However it is not clear to what extent this was down to changes in the writing examination which saw pupils being judged by teacher assessments rather than tests.

A Department for Education spokeswoman said: “Some difference between test and teacher assessment results can be expected as the outcomes are measured in different ways. A teacher assessment is the teacher’s judgment of a pupil’s performance across the curriculum and the academic year, whereas the tests assess a sample of the curriculum for specific pupils on the day of the tests.”

The spokesman added: “There is evidence to support a real increase in the percentage of pupils achieving the expected level this year. However, as no information on writing teacher assessment is available for previous years and the writing sample test results are not directly comparable to test arrangements in previous years, the evidence for a real increase in attainment in writing is less strong.”

Teaching unions have hailed the performance of 11-year-olds.

Russell Hobby, general secretary of the National Association of Head Teachers said: “Through the dedication of pupils, teachers and parents, we have had another great year for learning in our primary schools.
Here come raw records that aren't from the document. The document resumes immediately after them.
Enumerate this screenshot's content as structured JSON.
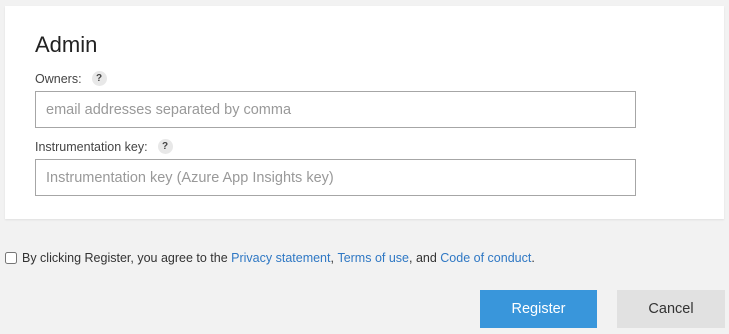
{
  "admin": {
    "title": "Admin",
    "owners_label": "Owners:",
    "owners_placeholder": "email addresses separated by comma",
    "owners_value": "",
    "ikey_label": "Instrumentation key:",
    "ikey_placeholder": "Instrumentation key (Azure App Insights key)",
    "ikey_value": "",
    "help_glyph": "?"
  },
  "agreement": {
    "checked": false,
    "text_prefix": "By clicking Register, you agree to the ",
    "privacy_link": "Privacy statement",
    "sep1": ", ",
    "terms_link": "Terms of use",
    "sep2": ", and ",
    "conduct_link": "Code of conduct",
    "suffix": "."
  },
  "actions": {
    "register_label": "Register",
    "cancel_label": "Cancel"
  },
  "colors": {
    "accent": "#3996db",
    "link": "#2f78c4",
    "background": "#f2f2f2",
    "cancel_bg": "#e1e1e1"
  },
  "icons": {
    "help": "help-icon",
    "checkbox": "checkbox"
  }
}
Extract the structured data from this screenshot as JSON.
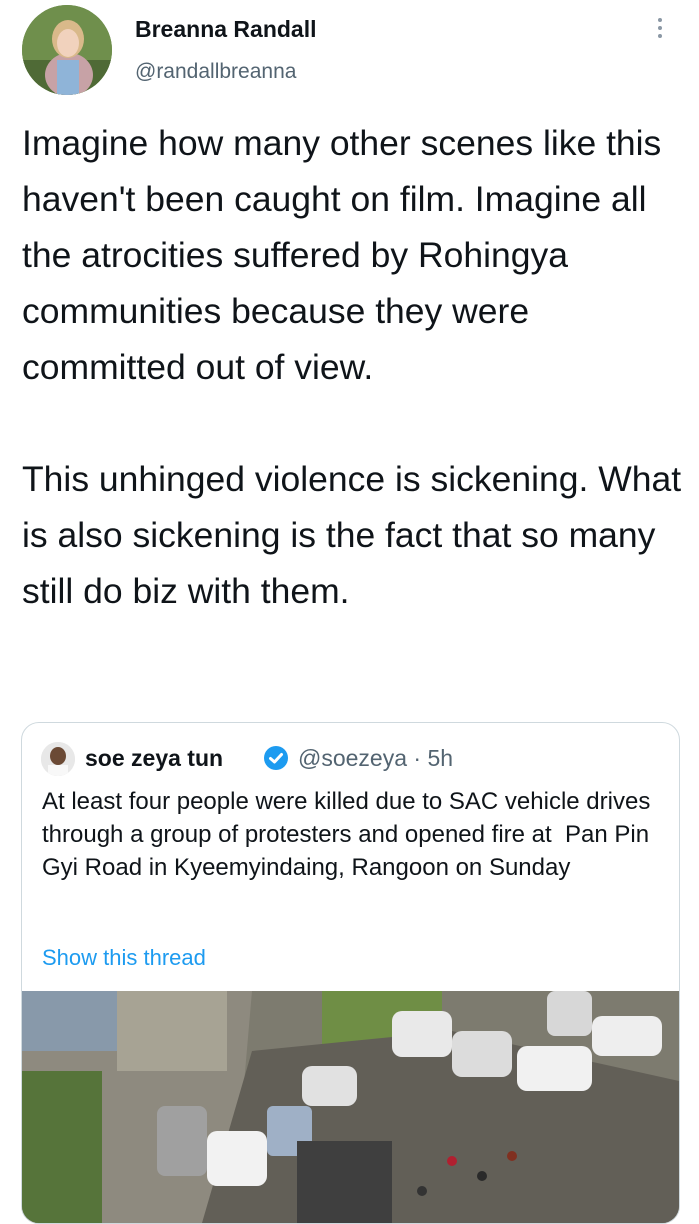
{
  "tweet": {
    "author_name": "Breanna Randall",
    "author_handle": "@randallbreanna",
    "text": "Imagine how many other scenes like this haven't been caught on film. Imagine all the atrocities suffered by Rohingya communities because they were committed out of view.\n\nThis unhinged violence is sickening. What is also sickening is the fact that so many still do biz with them.",
    "more_icon": "more-vertical-icon"
  },
  "quoted_tweet": {
    "author_name": "soe zeya tun",
    "verified_icon": "verified-badge-icon",
    "author_handle": "@soezeya · 5h",
    "text": "At least four people were killed due to SAC vehicle drives through a group of protesters and opened fire at  Pan Pin Gyi Road in Kyeemyindaing, Rangoon on Sunday",
    "show_thread": "Show this thread"
  },
  "colors": {
    "link": "#1d9bf0",
    "secondary": "#536471",
    "border": "#cfd9de"
  }
}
“The official figures from the DfE show our pupils did better this year in their primary national curriculum tests than last. This is clearly something to celebrate and I hope our politicians will take the chance to praise the hard work of pupils and teachers rather than immediately turning their attention to trying to find the cloud around the silver lining.

Nansi Ellis, head of education policy and research at the Association of Teachers and Lecturers said: “While government ministers argue about which spellings should be learnt at which age, and how many exam boards it takes to write a syllabus, teachers and their leaders get on with the vital business of teaching real children, with all their different skills, needs and interests, to be the best that they can be.”